Required work >> Count the lines below that carry the word "JSON". Answer with that number alone.

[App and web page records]
-.-.-

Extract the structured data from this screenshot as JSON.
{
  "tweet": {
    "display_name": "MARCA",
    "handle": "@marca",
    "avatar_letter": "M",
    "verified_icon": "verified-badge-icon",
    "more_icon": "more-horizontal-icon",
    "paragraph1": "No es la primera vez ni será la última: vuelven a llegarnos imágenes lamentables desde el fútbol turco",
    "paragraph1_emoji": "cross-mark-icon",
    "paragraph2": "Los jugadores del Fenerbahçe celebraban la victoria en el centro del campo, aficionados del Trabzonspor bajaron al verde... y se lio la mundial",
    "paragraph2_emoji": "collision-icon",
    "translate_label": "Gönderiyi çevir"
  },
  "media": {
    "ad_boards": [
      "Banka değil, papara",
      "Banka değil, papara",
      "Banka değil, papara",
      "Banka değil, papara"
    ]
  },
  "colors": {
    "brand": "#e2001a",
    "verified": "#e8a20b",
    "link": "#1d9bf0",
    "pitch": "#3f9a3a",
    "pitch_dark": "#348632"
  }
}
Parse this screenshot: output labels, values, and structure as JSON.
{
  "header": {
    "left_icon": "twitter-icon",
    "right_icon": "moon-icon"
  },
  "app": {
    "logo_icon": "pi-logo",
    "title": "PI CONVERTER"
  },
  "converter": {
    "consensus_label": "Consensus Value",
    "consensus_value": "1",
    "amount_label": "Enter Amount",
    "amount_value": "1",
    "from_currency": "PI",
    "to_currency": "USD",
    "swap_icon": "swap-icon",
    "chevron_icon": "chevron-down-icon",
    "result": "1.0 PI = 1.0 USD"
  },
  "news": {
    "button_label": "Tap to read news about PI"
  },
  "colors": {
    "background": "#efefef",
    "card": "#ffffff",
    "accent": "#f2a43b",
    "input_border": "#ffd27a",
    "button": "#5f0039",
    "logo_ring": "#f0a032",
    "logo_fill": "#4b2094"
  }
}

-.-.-

Output for this exercise >> 2